Interactive Effects of Vegetation Type and Topographic Position on Nitrogen Availability and Loss in a Temperate Montane Ecosystem
- 387 Downloads
Determining the fate of deposited nitrogen (N) in natural ecosystems remains a challenge. Heterogeneity of vegetation types and resulting plant–soil feedbacks interact with topo-hydrologic gradients to mediate spatial patterns of N availability and loss, yet net effects of variation in these two factors together across complex terrain remain unclear. Here we measured a suite of N-cycle pools and fluxes in sites that differed factorially in vegetation type (mixed forest vs. herbaceous) and topographic position (upslope vs. downslope) in a protected montane watershed near Salt Lake City, UT. Vegetation type was associated with large variation in N availability—herbaceous sites had larger NO3 − pools, higher NO3 −:NH4 + ratios, higher nitrification potentials, lower soil C:N values, enriched δ15N values, and lower microbial biomass compared to forests, especially those upslope. Downslope sites tended to exhibit higher N availability and indicators of N-cycle openness, but patterns were moderated by vegetation type. In downslope forest, soil NO3 − depth profiles and higher foliar N content suggested trees were accessing deep soil N and transferring it to the surface via litterfall, while more deep soil NO3 − but no change in surface or foliar N suggested herbaceous cover was not N limited or deeper N pools were not accessible. Soil NO3 − leaching from below the rooting zone closely tracked N availability, revealing a link between N status and hydrologic loss as well as an important role for roots in N retention. NO3 − isotopes did not reveal a similar link for gaseous losses (that is, denitrification), instead reflecting nitrification and/or transport dynamics. Together, these results suggest a coupled ecological, topo-hydrologic perspective can help assess the fate of N in complex landscapes.

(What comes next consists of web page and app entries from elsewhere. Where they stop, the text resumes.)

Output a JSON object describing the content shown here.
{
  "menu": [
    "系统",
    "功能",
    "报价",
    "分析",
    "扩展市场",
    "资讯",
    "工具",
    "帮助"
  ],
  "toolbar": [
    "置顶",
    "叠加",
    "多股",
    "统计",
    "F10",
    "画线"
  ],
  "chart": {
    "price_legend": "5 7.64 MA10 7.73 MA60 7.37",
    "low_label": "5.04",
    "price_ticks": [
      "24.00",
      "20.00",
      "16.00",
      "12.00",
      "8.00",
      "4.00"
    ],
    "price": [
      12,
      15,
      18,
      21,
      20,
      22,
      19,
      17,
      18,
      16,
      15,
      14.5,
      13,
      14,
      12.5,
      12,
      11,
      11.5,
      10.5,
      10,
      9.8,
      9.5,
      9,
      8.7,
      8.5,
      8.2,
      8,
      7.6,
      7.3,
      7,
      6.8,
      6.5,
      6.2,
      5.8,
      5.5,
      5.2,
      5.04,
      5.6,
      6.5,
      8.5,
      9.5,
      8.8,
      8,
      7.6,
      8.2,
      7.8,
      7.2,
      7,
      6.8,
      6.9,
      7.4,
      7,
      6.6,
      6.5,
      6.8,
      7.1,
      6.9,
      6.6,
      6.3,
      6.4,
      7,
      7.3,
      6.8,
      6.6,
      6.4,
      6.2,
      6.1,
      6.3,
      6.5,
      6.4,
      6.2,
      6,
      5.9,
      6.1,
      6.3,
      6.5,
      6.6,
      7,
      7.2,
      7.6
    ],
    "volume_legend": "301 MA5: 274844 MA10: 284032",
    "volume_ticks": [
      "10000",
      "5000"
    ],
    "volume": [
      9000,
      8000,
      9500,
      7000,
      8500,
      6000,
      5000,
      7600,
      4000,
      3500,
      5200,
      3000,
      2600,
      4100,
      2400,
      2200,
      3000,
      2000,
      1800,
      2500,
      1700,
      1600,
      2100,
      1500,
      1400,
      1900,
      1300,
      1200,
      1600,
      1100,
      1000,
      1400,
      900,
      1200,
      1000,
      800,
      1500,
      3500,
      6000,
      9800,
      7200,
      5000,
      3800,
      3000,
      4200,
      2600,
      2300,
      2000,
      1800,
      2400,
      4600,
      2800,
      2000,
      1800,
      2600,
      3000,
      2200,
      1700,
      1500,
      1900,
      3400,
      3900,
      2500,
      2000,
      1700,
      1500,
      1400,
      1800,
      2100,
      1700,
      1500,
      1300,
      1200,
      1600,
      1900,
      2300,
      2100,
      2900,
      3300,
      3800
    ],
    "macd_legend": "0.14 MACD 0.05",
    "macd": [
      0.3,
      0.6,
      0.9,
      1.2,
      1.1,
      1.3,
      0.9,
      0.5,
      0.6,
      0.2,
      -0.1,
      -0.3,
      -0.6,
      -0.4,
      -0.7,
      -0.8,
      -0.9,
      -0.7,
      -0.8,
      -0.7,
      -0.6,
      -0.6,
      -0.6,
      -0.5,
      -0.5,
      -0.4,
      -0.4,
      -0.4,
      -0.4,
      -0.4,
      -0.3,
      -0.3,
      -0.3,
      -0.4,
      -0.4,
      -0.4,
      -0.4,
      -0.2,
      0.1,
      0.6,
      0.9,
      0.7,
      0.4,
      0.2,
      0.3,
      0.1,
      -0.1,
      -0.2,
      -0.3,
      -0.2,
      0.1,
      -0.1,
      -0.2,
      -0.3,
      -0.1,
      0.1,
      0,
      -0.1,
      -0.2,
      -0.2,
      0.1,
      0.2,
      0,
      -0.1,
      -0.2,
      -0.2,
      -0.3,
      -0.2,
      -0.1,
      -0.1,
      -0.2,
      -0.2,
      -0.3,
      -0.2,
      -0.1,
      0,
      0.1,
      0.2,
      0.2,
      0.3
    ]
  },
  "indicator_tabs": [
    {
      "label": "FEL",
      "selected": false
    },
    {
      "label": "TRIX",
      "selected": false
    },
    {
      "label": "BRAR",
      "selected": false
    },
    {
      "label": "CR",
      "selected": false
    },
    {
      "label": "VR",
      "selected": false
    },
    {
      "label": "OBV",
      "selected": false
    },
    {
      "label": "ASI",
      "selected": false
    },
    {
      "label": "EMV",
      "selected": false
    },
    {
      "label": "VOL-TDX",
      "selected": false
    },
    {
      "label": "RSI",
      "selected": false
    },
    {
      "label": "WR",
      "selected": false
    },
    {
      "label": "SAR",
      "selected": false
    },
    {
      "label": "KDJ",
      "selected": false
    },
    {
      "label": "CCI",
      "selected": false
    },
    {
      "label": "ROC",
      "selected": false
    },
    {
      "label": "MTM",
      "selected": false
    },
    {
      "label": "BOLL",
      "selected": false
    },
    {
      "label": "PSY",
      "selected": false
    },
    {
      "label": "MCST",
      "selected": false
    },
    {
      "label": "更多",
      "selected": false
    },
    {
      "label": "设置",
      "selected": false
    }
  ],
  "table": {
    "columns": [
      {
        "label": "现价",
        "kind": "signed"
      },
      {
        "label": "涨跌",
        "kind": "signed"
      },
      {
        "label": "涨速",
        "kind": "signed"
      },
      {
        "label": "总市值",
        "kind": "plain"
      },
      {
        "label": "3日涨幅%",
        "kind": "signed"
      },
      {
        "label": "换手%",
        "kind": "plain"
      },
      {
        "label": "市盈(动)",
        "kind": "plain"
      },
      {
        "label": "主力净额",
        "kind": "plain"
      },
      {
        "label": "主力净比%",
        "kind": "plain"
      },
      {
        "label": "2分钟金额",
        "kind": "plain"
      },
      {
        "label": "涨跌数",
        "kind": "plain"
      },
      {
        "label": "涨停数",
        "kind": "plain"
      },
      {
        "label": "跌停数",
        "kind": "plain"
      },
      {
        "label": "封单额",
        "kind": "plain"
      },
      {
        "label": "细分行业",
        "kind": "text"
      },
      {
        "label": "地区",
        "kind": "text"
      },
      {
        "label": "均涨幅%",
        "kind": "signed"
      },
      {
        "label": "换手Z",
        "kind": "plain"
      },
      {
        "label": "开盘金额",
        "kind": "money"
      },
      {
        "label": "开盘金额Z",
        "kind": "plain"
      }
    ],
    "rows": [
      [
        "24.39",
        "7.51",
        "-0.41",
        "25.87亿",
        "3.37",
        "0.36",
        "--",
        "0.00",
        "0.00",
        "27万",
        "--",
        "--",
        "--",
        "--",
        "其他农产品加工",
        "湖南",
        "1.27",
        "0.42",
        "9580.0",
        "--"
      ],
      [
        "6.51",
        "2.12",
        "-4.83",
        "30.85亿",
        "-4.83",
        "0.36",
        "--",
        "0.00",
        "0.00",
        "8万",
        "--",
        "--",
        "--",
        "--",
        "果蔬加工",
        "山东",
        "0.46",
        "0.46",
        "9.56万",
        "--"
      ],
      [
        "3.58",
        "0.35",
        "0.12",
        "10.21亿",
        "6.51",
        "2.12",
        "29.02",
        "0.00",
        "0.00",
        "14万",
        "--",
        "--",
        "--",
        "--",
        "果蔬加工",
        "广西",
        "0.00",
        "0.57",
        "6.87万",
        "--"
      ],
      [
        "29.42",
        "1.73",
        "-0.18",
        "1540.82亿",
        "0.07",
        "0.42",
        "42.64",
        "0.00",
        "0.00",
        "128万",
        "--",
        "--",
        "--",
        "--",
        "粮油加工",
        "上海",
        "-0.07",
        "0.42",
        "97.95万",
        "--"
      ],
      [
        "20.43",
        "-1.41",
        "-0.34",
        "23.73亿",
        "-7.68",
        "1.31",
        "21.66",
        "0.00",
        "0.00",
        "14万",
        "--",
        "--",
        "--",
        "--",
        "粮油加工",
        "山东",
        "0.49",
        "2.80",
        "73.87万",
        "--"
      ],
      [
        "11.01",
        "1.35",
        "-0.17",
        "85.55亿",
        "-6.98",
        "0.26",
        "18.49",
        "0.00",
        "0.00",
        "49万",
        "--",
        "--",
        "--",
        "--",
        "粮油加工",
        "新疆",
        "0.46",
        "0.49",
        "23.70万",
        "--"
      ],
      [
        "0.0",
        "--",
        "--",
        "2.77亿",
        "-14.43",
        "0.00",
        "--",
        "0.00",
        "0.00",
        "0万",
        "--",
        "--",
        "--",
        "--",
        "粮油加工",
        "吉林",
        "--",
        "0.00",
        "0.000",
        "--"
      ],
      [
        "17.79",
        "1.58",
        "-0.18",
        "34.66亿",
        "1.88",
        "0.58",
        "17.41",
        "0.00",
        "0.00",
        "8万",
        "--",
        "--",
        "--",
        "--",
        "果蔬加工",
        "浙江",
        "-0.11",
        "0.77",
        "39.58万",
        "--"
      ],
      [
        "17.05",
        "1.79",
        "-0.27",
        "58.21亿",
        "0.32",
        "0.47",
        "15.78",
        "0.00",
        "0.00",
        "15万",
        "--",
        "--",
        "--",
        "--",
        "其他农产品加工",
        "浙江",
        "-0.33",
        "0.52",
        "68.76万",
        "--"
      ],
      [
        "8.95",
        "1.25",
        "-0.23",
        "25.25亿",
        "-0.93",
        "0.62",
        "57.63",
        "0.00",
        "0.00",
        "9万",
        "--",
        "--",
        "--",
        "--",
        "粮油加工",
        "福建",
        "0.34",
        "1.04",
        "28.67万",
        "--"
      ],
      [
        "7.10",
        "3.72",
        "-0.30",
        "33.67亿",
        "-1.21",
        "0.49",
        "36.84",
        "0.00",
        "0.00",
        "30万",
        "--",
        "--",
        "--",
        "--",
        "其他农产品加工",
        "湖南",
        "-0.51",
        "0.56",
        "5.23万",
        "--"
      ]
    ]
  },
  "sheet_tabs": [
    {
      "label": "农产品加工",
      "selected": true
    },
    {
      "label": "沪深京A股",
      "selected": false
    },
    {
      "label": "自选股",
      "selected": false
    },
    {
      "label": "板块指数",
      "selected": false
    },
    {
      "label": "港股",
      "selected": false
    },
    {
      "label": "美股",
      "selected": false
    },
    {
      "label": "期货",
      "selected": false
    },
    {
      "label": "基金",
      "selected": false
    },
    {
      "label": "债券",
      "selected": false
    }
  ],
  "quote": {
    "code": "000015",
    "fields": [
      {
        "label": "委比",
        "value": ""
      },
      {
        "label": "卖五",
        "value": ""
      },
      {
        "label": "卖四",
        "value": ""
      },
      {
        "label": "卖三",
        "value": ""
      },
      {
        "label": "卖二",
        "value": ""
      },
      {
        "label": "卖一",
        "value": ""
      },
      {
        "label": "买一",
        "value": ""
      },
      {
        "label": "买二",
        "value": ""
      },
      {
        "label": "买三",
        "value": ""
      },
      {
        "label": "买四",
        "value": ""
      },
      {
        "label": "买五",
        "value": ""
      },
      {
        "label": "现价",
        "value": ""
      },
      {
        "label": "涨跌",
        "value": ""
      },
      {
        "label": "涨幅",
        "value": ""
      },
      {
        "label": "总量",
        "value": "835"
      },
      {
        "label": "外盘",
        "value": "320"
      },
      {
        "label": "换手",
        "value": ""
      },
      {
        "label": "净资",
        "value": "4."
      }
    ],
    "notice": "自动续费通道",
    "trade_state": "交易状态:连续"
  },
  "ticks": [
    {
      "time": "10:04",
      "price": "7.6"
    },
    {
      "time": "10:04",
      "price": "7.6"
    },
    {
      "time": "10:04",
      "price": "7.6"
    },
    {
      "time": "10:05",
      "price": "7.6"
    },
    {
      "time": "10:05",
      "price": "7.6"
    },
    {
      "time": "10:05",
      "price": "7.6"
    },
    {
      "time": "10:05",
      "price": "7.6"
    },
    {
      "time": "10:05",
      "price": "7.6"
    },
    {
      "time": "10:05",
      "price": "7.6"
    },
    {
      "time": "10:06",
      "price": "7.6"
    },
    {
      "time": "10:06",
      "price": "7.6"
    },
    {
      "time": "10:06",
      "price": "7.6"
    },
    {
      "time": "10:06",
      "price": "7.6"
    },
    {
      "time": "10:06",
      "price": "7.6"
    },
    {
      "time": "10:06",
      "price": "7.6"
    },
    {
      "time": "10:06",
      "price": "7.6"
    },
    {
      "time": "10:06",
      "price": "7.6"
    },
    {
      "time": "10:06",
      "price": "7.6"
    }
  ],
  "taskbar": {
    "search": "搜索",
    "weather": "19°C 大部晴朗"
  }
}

Keywordssoil nitrogen topographic wetness nitrate leaching plant–soil interactions
We are grateful to Suvankar Chakraborty for assistance with stable isotope analyses, and to Christina Woltz, Dave Eiriksson, Steven Hall, Brett Boyer, Simone Jackson, Rachel Gabor, and Mallory Millington for their help with field and laboratory work. Funding provided by US National Science Foundation Grant DBI-1337947 was awarded to G. Bowen, and EPSCoR Grant IIA 1208732 was awarded to Utah State University. Friends of Red Butte Creek at the University of Utah also provided funds that supported this work.
- Bohlen P, Groffman P, Driscoll C, Fahey T. 2001. Plant-soil-microbial interactions in a northern hardwood forest. Ecology 82:965–78.Google Scholar
- Ehleringer JR, Arnow LA, Arnow T, McNulty IB, Negus NC. 1992. Red Butte Canyon Research Natural Area: history, flora, geology, climate and ecology. Great Basin Nat 52:95–121.Google Scholar
- R Core Team. 2015. R: a language and environment for statistical computing. Vienna, Austria. https://www.r-project.org/.
- Templer P, Mack M, Chapin FI, Christenson L, Compton J, Crook H, Currie W, Curtis C, Dail D, D’Antonio C, Emmett B, Epstein H, Goodale C, Gundersen P, Hobbie S, Holland K, Hooper D, Hungate B, Lamontagne S, Nadelhoffer K, Osenberg C, Perakis S, Schleppi P, Schimel J, Schmidt I, Sommerkorn M, Spoelstra J, Tietema A, Wessel W, Zak D. 2012. Sinks for nitrogen inputs in terrestrial ecosystems: a meta-analysis of 15N tracer field studies. Ecology 93:1816–29.CrossRefPubMedGoogle Scholar